Volume 2 Supplement 1
Prediction of highly-connected 'hub'-proteins in protein interaction networks using QSAR
© Hsing et al; licensee BioMed Central Ltd. 2010
Published: 04 May 2010
Proteins that are most essential for functioning and viability of bacterial cell have been shown to exhibit larger number of interactions with other cell components. Thus, by identifying the most connected proteins (or hubs) in protein interaction networks (PINs), one may discover prospective drug targets that can be utilized to combat emergent and drug-resistant pathogens such as Methicillin-Resistant Staphylococcus aureus 252 (MRSA). The advantage of using such hub proteins as drug targets lies in their essentiality, non-replaceable position in the PIN and lower rate of mutation, which can help to counter bacterial resistance.
However, finding or predicting such hub proteins remains a challenging task as the corresponding experiments are very costly, while traditional bioinformatics approaches generally fail in forecasting PIN data due to the general lack of agreement between the existing datasets .

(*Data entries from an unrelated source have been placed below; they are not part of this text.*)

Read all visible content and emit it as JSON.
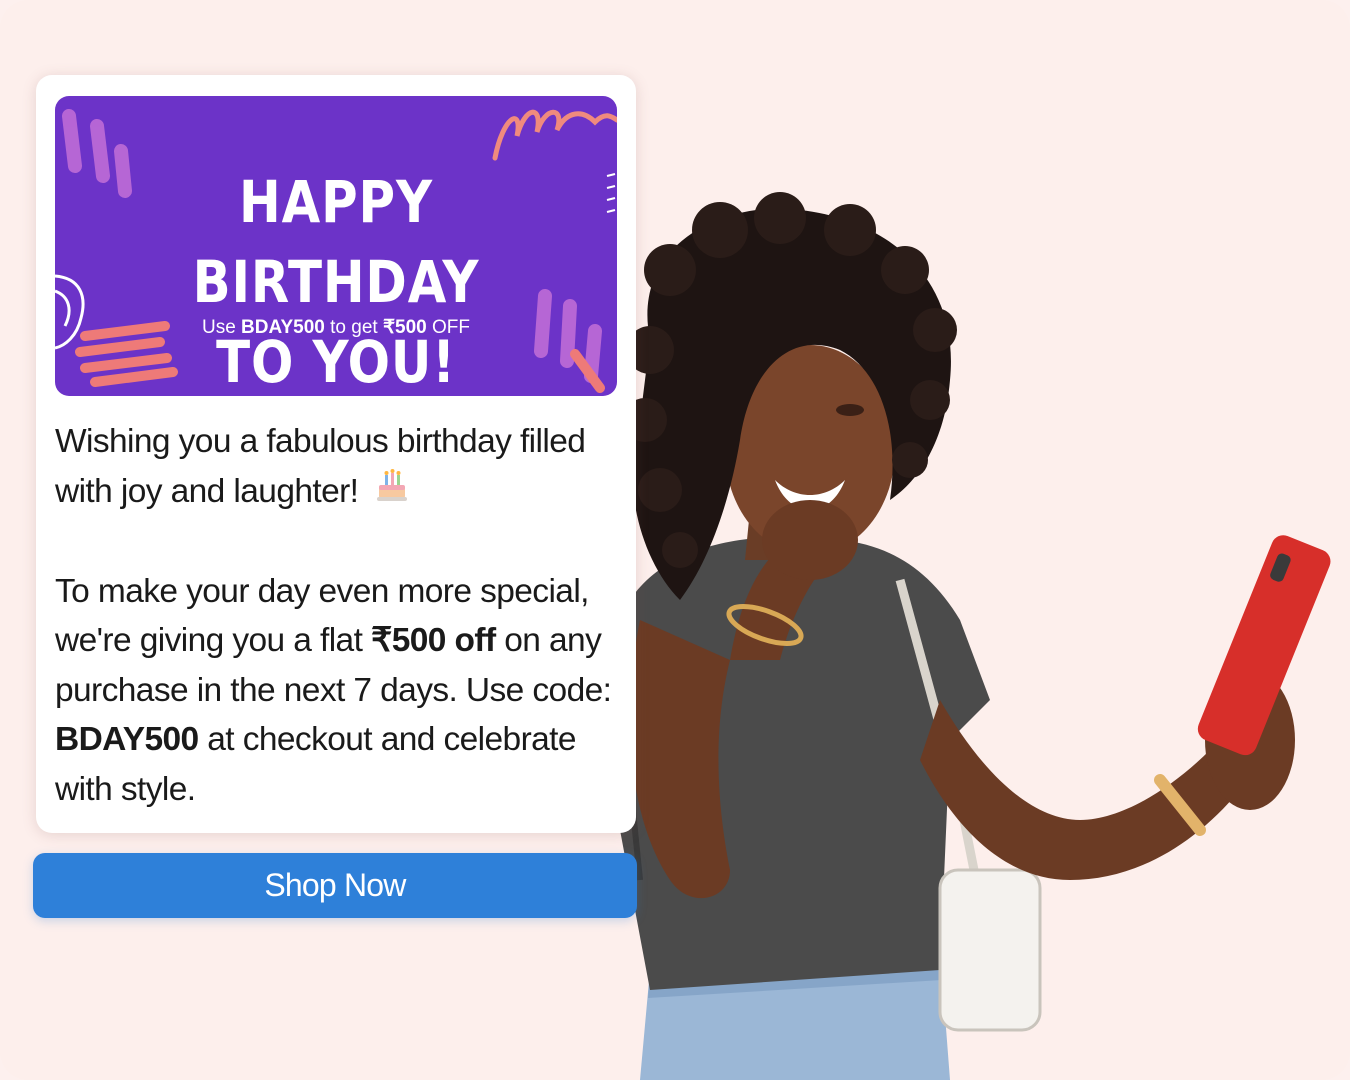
{
  "banner": {
    "title": "HAPPY BIRTHDAY\nTO YOU!",
    "code_prefix": "Use",
    "code": "BDAY500",
    "code_middle": "to get",
    "amount": "₹500",
    "code_suffix": "OFF"
  },
  "message": {
    "line1": "Wishing you a fabulous birthday filled with joy and laughter!",
    "emoji_icon": "birthday-cake-icon",
    "p2_part1": "To make your day even more special, we're giving you a flat",
    "p2_bold1": "₹500 off",
    "p2_part2": "on any purchase in the next 7 days. Use code:",
    "p2_bold2": "BDAY500",
    "p2_part3": "at checkout and celebrate with style."
  },
  "cta": {
    "label": "Shop Now"
  },
  "colors": {
    "background": "#fdefec",
    "banner": "#6c33c8",
    "button": "#2e80d9"
  }
}
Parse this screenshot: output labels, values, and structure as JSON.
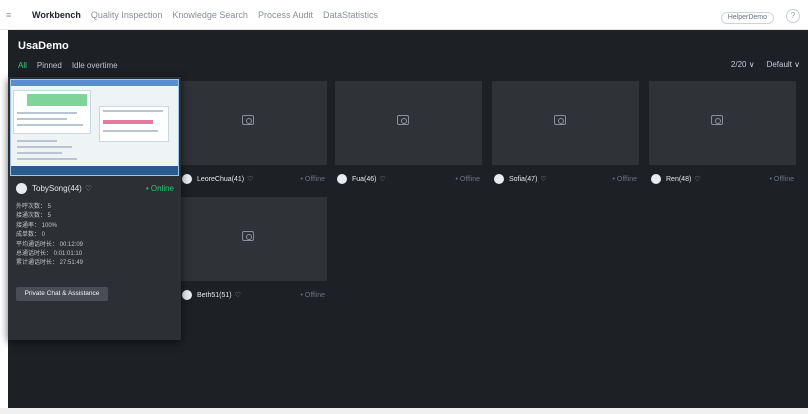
{
  "topnav": {
    "tabs": [
      {
        "label": "Workbench",
        "active": true
      },
      {
        "label": "Quality Inspection",
        "active": false
      },
      {
        "label": "Knowledge Search",
        "active": false
      },
      {
        "label": "Process Audit",
        "active": false
      },
      {
        "label": "DataStatistics",
        "active": false
      }
    ],
    "user_label": "HelperDemo",
    "help_glyph": "?"
  },
  "workspace": {
    "title": "UsaDemo",
    "filters": [
      {
        "label": "All",
        "active": true
      },
      {
        "label": "Pinned",
        "active": false
      },
      {
        "label": "Idle overtime",
        "active": false
      }
    ],
    "page_size": "2/20 ∨",
    "sort": "Default ∨"
  },
  "hover_card": {
    "name": "TobySong(44)",
    "status": "Online",
    "stats": [
      "外呼次数： 5",
      "接通次数： 5",
      "接通率： 100%",
      "成单数： 0",
      "平均通话时长： 00:12:09",
      "总通话时长： 0:01:01:10",
      "累计通话时长： 27:51:49"
    ],
    "chat_button": "Private Chat & Assistance"
  },
  "cards": [
    {
      "name": "LeoreChua(41)",
      "status": "Offline"
    },
    {
      "name": "Fua(46)",
      "status": "Offline"
    },
    {
      "name": "Sofia(47)",
      "status": "Offline"
    },
    {
      "name": "Ren(48)",
      "status": "Offline"
    },
    {
      "name": "Beth51(51)",
      "status": "Offline"
    }
  ],
  "colors": {
    "workspace_bg": "#1d2025",
    "thumb_bg": "#2f3236",
    "accent_green": "#2bd37e",
    "offline_gray": "#6d737a"
  }
}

Thus, we have decided to utilize various structural and physicochemical features of proteins, related to traditional QSAR properties for predicting highly connected proteins. Using our own in-house generated PIN for the MRSA cell we have trained a boosting tree-based classifier that uses 75 physical and chemical QSAR descriptors computed for all proteins in the interaction network . The utilized parameters included molecular weight, net charge, isoelectric point, hydrophobicity, surface area, solvent accessibilities, electronegativity, secondary structure composition, surface coils and flexibility among other QSAR descriptors.
The developed QSAR model has yielded a high prediction accuracy of 80% for the validation set and was used to predict additional hubs in the rest of the MRSA proteome. The predicted hubs have then been evaluated experimentally and 55% of them were confirmed as high interactors what corresponds to >5 fold dataset enrichment for potential hub-proteins provided by the developed QSAR model.
Thus, the successful development of accurate hub classifiers demonstrated that highly-connected proteins tend to share certain structural and physicochemical features that can be characterized and quantified by conventional QSAR descriptors.
It is anticipated that the developed hub classifiers will represent a useful tool for the prediction of highly-interacting proteins and can find broad application for planning and executing large-scale proteomic experiments and for identification of novel and prospective antibacterial drug targets -- even in those organisms that currently lack protein interaction data.
This article is published under license to BioMed Central Ltd.